Assignment:
Look through the data below, and copy each line that carries the word "heart".

[Data records]
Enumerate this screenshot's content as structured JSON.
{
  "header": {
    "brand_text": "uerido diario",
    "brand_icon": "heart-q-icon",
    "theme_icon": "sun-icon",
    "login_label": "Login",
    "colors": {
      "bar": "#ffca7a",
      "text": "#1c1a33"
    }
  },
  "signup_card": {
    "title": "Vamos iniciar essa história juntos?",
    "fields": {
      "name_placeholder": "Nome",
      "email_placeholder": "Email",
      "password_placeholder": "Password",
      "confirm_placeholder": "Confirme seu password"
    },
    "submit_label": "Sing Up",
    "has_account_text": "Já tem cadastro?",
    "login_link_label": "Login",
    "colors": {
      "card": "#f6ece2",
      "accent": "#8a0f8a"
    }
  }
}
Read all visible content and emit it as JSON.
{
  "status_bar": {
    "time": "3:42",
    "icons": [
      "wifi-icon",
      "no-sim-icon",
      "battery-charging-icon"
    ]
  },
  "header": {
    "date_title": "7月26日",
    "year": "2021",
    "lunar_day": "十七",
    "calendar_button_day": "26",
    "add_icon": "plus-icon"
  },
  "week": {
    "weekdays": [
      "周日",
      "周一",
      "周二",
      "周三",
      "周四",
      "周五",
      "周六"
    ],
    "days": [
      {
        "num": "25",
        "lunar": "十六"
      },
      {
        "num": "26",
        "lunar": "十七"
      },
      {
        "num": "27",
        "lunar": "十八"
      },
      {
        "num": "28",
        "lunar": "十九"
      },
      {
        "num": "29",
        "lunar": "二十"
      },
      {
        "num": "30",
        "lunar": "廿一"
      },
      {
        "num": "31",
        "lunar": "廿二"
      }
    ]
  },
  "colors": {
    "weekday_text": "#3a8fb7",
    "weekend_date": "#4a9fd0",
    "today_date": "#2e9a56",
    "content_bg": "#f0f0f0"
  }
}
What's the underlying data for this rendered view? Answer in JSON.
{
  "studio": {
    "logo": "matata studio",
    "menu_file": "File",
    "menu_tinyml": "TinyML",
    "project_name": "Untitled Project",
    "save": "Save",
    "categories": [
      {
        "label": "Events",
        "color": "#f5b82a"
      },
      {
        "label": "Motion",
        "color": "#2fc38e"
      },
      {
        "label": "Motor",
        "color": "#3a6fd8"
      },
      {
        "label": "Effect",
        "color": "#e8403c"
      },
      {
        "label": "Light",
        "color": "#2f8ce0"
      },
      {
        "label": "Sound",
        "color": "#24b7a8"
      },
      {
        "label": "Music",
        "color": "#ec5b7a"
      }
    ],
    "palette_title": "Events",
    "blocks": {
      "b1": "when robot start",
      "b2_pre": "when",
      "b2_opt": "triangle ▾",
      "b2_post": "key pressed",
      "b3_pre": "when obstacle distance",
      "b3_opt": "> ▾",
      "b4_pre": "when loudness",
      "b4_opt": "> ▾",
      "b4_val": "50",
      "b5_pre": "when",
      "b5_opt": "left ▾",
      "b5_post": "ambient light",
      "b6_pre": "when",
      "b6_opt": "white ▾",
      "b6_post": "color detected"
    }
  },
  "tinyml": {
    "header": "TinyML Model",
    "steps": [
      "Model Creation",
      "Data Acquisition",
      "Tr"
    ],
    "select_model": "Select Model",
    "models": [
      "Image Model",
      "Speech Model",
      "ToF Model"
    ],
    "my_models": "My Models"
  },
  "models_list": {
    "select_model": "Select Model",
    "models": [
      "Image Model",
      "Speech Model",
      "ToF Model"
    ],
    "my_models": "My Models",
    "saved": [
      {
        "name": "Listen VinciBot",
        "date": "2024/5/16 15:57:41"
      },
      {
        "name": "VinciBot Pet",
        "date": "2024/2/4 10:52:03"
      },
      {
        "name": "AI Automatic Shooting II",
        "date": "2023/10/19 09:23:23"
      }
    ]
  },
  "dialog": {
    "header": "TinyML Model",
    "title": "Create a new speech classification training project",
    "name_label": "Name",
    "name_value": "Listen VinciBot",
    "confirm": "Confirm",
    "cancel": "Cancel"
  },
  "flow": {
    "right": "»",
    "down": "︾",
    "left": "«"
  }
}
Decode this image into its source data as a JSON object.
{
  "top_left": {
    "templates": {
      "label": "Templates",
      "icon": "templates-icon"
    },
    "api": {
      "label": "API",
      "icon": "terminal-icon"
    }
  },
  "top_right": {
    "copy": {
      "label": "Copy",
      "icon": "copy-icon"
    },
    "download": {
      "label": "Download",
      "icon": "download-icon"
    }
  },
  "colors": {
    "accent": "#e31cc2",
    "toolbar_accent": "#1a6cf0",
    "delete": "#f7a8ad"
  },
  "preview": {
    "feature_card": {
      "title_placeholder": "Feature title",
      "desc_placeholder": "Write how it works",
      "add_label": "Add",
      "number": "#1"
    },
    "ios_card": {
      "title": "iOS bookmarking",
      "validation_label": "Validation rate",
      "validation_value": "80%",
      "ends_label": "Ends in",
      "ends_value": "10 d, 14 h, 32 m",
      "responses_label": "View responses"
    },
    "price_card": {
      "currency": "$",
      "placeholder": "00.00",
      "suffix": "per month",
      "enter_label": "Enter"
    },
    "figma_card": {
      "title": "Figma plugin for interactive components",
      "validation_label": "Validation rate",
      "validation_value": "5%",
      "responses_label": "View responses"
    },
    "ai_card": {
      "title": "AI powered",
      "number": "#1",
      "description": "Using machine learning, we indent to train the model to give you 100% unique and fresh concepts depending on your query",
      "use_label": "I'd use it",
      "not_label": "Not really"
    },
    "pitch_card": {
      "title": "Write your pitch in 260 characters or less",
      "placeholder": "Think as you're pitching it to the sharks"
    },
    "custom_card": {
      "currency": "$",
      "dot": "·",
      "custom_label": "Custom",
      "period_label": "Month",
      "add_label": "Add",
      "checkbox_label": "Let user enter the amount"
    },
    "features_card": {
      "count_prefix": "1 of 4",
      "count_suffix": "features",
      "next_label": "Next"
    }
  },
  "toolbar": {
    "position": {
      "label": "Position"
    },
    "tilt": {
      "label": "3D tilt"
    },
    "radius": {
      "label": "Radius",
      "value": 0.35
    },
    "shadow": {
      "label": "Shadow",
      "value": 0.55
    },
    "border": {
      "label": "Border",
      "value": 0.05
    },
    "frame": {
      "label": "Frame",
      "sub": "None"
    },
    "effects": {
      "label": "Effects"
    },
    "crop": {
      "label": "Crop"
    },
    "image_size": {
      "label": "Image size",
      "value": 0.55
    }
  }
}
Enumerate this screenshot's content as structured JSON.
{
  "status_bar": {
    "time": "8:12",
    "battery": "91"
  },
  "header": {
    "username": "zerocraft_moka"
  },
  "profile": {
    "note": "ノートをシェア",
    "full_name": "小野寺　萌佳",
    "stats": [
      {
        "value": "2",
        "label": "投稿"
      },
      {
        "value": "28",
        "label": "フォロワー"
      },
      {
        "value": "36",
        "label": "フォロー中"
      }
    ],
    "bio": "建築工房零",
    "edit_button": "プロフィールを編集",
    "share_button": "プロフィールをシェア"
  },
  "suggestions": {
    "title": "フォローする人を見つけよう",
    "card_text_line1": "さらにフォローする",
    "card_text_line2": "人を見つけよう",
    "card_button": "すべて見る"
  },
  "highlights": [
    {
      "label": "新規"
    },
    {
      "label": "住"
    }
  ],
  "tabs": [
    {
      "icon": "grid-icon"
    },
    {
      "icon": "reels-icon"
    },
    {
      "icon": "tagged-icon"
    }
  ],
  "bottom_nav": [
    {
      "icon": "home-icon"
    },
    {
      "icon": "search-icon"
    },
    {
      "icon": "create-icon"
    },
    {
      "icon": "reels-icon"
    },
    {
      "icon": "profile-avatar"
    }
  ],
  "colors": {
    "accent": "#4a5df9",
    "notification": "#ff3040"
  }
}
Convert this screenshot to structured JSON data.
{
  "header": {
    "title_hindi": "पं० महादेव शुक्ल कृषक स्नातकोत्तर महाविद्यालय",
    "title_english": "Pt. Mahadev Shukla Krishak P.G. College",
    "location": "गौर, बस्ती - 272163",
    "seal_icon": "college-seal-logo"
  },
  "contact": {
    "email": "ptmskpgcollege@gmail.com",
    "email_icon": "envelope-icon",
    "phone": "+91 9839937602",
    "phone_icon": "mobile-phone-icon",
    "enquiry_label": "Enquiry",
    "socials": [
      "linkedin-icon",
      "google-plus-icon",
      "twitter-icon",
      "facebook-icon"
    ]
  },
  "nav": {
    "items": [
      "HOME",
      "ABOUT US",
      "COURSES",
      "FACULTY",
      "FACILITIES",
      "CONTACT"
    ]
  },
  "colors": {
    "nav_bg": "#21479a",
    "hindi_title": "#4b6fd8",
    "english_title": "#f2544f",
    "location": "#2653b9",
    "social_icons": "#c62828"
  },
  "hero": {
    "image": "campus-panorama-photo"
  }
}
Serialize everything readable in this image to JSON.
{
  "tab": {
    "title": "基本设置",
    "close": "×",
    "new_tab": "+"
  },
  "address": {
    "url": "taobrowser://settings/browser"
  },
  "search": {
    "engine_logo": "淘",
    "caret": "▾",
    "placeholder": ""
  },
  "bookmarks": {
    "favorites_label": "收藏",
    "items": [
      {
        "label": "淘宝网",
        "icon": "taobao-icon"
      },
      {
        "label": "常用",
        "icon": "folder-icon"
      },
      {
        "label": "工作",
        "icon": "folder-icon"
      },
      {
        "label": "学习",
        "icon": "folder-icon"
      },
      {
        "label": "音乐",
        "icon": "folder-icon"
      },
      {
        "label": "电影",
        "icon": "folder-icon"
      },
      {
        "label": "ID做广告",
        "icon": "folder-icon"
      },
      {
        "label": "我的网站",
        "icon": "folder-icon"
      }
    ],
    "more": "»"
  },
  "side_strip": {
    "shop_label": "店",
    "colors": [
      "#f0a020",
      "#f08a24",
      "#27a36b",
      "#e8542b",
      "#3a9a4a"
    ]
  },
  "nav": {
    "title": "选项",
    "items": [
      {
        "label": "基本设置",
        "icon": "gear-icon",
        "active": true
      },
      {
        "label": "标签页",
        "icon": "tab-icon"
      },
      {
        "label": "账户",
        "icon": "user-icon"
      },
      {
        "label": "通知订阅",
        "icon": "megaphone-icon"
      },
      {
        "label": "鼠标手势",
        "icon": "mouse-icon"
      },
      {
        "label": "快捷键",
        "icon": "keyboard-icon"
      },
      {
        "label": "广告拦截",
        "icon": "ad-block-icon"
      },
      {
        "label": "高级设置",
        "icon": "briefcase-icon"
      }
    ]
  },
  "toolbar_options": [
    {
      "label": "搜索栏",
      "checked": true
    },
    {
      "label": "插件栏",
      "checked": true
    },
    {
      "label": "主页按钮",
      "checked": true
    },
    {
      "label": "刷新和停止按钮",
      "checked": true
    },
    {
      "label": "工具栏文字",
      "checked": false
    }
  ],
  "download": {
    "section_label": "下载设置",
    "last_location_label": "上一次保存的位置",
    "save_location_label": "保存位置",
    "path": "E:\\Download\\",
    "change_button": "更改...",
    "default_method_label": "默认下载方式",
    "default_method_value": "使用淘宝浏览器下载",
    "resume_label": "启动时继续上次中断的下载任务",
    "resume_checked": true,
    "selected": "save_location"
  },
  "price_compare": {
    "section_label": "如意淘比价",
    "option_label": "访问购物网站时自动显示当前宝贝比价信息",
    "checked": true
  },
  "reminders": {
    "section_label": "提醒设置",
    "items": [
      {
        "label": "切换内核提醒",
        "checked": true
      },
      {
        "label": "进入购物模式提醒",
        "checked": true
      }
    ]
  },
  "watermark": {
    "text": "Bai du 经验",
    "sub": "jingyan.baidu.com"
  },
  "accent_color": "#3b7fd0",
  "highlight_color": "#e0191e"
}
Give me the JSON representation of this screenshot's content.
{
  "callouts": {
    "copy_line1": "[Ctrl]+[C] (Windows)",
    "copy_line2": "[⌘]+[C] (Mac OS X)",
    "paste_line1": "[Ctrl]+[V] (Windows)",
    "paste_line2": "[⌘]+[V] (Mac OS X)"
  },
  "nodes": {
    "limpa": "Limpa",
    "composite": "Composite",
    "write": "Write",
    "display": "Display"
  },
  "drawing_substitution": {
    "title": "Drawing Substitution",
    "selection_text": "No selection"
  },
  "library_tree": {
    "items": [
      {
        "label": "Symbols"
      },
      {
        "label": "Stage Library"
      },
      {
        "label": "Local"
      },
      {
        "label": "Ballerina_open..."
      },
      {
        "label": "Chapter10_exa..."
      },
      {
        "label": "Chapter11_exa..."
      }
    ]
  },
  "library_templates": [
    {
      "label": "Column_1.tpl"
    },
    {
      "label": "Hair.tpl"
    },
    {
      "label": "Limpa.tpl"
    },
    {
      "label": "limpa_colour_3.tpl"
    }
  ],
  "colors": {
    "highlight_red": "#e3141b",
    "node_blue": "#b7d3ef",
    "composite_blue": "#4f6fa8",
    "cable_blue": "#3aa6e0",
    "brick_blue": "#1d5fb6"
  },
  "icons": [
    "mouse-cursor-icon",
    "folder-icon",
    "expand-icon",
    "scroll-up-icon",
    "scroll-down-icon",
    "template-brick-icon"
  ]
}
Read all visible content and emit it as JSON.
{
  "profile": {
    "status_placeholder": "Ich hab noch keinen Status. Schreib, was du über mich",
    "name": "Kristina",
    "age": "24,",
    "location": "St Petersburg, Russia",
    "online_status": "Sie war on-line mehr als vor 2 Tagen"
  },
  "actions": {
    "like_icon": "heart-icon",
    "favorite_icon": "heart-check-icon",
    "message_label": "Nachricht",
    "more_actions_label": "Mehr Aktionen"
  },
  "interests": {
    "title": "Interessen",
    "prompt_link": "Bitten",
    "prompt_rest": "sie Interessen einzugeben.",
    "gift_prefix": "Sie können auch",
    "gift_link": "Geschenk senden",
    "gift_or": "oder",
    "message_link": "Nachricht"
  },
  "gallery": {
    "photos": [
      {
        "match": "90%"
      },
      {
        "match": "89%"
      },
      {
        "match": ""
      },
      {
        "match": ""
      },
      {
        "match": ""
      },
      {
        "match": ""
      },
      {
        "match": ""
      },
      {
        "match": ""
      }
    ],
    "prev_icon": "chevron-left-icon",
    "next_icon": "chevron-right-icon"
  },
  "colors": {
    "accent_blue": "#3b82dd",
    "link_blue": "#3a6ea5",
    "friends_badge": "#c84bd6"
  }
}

Written reply:
    "brand_icon": "heart-q-icon",
    "like_icon": "heart-icon",
    "favorite_icon": "heart-check-icon",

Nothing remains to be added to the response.